Please reproduce the entire listing exactly.

• • • •

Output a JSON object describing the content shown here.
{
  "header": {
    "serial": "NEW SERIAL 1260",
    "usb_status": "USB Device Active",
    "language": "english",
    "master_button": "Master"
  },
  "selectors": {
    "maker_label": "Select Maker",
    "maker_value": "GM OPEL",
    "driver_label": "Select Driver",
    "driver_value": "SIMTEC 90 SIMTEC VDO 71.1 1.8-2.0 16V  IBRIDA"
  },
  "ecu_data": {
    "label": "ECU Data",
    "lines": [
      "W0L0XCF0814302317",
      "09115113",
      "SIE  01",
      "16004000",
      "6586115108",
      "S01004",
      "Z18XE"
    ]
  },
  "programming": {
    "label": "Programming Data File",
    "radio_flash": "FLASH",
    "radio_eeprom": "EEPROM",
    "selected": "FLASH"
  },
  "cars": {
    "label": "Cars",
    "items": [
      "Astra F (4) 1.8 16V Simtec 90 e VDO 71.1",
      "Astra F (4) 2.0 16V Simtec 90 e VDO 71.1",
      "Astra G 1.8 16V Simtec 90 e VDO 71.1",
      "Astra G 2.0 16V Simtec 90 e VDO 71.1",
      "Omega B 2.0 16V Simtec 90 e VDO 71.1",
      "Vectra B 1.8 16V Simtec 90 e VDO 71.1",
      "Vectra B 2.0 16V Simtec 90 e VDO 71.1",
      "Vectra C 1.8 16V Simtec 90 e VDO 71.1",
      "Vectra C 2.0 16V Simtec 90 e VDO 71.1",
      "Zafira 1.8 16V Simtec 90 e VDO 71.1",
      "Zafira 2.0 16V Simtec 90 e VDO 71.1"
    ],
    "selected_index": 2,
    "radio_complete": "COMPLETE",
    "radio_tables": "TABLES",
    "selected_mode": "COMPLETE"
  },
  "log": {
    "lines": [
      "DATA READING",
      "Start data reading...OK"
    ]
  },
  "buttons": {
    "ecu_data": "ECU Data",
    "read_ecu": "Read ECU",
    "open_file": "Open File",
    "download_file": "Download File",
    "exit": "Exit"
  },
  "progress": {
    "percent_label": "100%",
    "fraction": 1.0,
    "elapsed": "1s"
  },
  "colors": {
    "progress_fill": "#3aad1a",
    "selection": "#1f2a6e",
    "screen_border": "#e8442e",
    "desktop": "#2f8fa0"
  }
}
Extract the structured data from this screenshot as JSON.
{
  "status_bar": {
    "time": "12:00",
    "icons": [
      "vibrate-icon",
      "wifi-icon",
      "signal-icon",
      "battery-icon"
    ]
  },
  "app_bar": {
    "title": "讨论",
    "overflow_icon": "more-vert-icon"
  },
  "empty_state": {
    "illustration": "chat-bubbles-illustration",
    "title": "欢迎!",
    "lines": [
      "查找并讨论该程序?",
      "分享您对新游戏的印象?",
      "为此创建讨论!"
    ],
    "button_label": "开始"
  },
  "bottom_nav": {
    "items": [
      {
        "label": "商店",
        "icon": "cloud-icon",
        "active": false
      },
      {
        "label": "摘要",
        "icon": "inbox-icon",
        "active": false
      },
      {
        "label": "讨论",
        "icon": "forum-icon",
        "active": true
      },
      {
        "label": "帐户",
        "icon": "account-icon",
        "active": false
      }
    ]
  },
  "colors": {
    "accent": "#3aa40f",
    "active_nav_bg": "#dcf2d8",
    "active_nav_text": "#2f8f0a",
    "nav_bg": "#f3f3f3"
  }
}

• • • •

- _Answer to the exercise_:
Output a JSON object describing the content shown here.
{
  "header": {
    "serial": "NEW SERIAL 1260",
    "usb_status": "USB Device Active",
    "language": "english",
    "master_button": "Master"
  },
  "selectors": {
    "maker_label": "Select Maker",
    "maker_value": "GM OPEL",
    "driver_label": "Select Driver",
    "driver_value": "SIMTEC 90 SIMTEC VDO 71.1 1.8-2.0 16V  IBRIDA"
  },
  "ecu_data": {
    "label": "ECU Data",
    "lines": [
      "W0L0XCF0814302317",
      "09115113",
      "SIE  01",
      "16004000",
      "6586115108",
      "S01004",
      "Z18XE"
    ]
  },
  "programming": {
    "label": "Programming Data File",
    "radio_flash": "FLASH",
    "radio_eeprom": "EEPROM",
    "selected": "FLASH"
  },
  "cars": {
    "label": "Cars",
    "items": [
      "Astra F (4) 1.8 16V Simtec 90 e VDO 71.1",
      "Astra F (4) 2.0 16V Simtec 90 e VDO 71.1",
      "Astra G 1.8 16V Simtec 90 e VDO 71.1",
      "Astra G 2.0 16V Simtec 90 e VDO 71.1",
      "Omega B 2.0 16V Simtec 90 e VDO 71.1",
      "Vectra B 1.8 16V Simtec 90 e VDO 71.1",
      "Vectra B 2.0 16V Simtec 90 e VDO 71.1",
      "Vectra C 1.8 16V Simtec 90 e VDO 71.1",
      "Vectra C 2.0 16V Simtec 90 e VDO 71.1",
      "Zafira 1.8 16V Simtec 90 e VDO 71.1",
      "Zafira 2.0 16V Simtec 90 e VDO 71.1"
    ],
    "selected_index": 2,
    "radio_complete": "COMPLETE",
    "radio_tables": "TABLES",
    "selected_mode": "COMPLETE"
  },
  "log": {
    "lines": [
      "DATA READING",
      "Start data reading...OK"
    ]
  },
  "buttons": {
    "ecu_data": "ECU Data",
    "read_ecu": "Read ECU",
    "open_file": "Open File",
    "download_file": "Download File",
    "exit": "Exit"
  },
  "progress": {
    "percent_label": "100%",
    "fraction": 1.0,
    "elapsed": "1s"
  },
  "colors": {
    "progress_fill": "#3aad1a",
    "selection": "#1f2a6e",
    "screen_border": "#e8442e",
    "desktop": "#2f8fa0"
  }
}
Extract the structured data from this screenshot as JSON.
{
  "status_bar": {
    "time": "12:00",
    "icons": [
      "vibrate-icon",
      "wifi-icon",
      "signal-icon",
      "battery-icon"
    ]
  },
  "app_bar": {
    "title": "讨论",
    "overflow_icon": "more-vert-icon"
  },
  "empty_state": {
    "illustration": "chat-bubbles-illustration",
    "title": "欢迎!",
    "lines": [
      "查找并讨论该程序?",
      "分享您对新游戏的印象?",
      "为此创建讨论!"
    ],
    "button_label": "开始"
  },
  "bottom_nav": {
    "items": [
      {
        "label": "商店",
        "icon": "cloud-icon",
        "active": false
      },
      {
        "label": "摘要",
        "icon": "inbox-icon",
        "active": false
      },
      {
        "label": "讨论",
        "icon": "forum-icon",
        "active": true
      },
      {
        "label": "帐户",
        "icon": "account-icon",
        "active": false
      }
    ]
  },
  "colors": {
    "accent": "#3aa40f",
    "active_nav_bg": "#dcf2d8",
    "active_nav_text": "#2f8f0a",
    "nav_bg": "#f3f3f3"
  }
}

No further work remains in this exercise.